The new rule says that if a team doesn’t sign a pick, the next year they get the following pick in the draft as compensation. If Team A drafts 1st overall and doesn’t sign their first pick, the next year they get the second overall pick. This rule is intended to give the teams more leverage against guys like Scott Boras and also is supposed to make the bonuses given to players more in line with what the MLB recommends. Unfortunately, this creates a dilemma for teams at the end of the round for two reasons. For one thing, teams that are consistently among the top winners are also consistently at the end of the draft, which means that the overall talent of their drafts will get worse and worse as more and more compensation picks come up at the beginning of the round.
In addition, it actually lowers the team’s leverage for signability draft picks. The way the rule is intended to work is that if a player has huge demands, the team can just say, “Well we won’t sign you and next year we will just draft a player of equal talent”. Unfortunately, players who fall in the draft (like Rick Porcello did this year) due to signability issues, will get a huge advantage in leverage. Rick Porcello was expected to be a top-three pick until he picked Scott Boras as his agent, which made him fall to pick number 27 for the Tigers. You would think that the new rule means that he would have less leverage. Unfortunately, the Tigers aren’t likely to find a player as good as Porcello is next year with the 28th pick. So, the Tigers had less leverage and thus had to give Porcello a bigger contract. Hence the tie for the record contract for a high school pitcher.
Bud Selig has good intentions, but he fails miserably.

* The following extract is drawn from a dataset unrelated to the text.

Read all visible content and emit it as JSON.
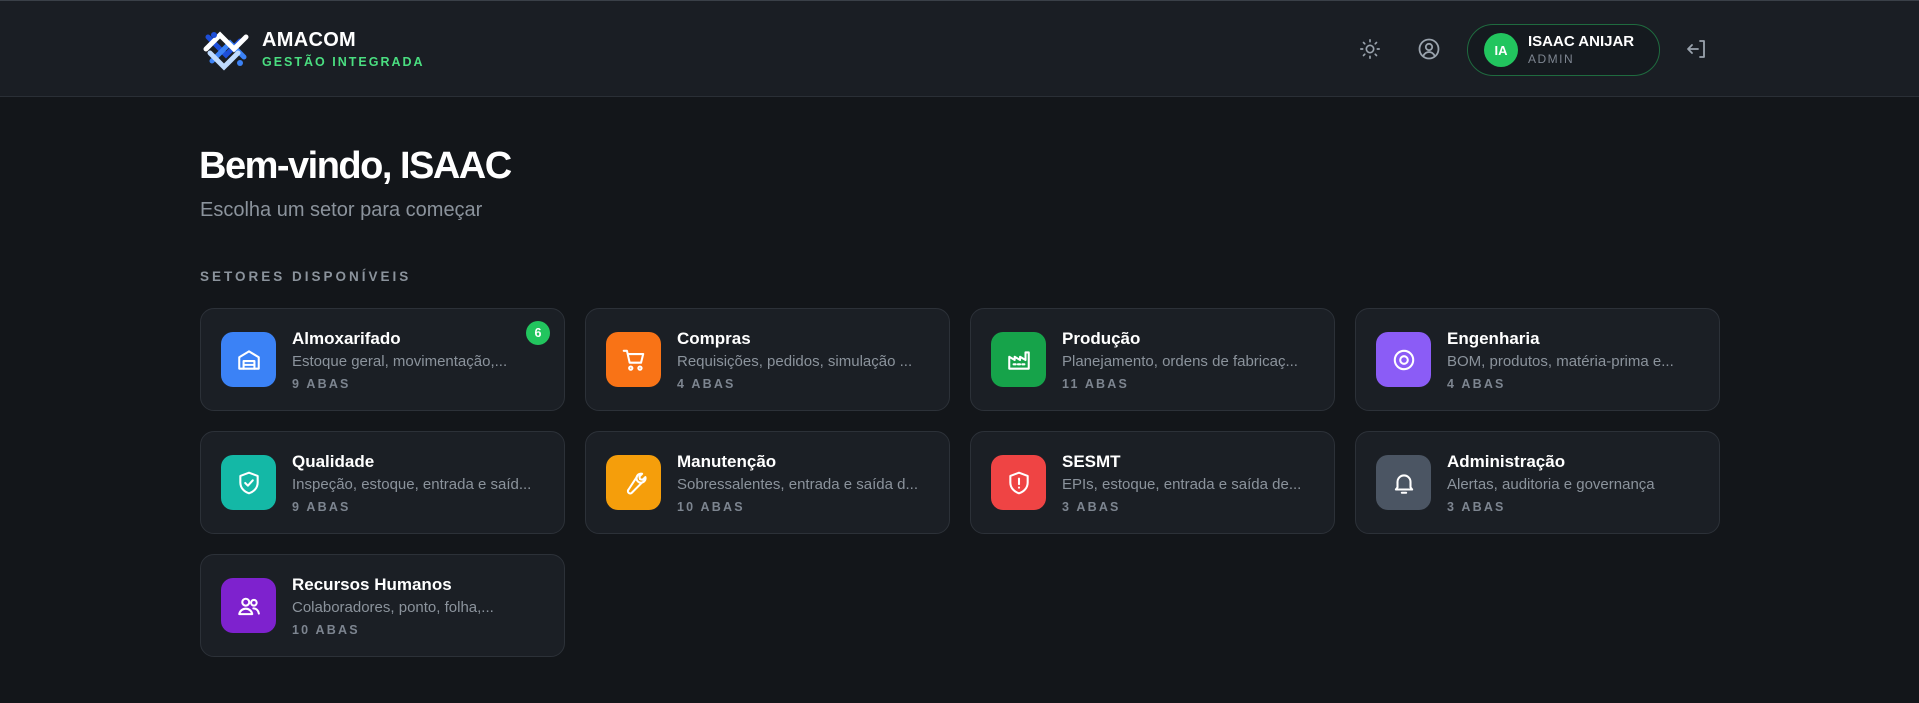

Well… Err.. I’ve been busy, you see, with work… and vacation… somewhat contradictory, but true. But now I’m back, though I’ll have to be a bit less active than I used to be.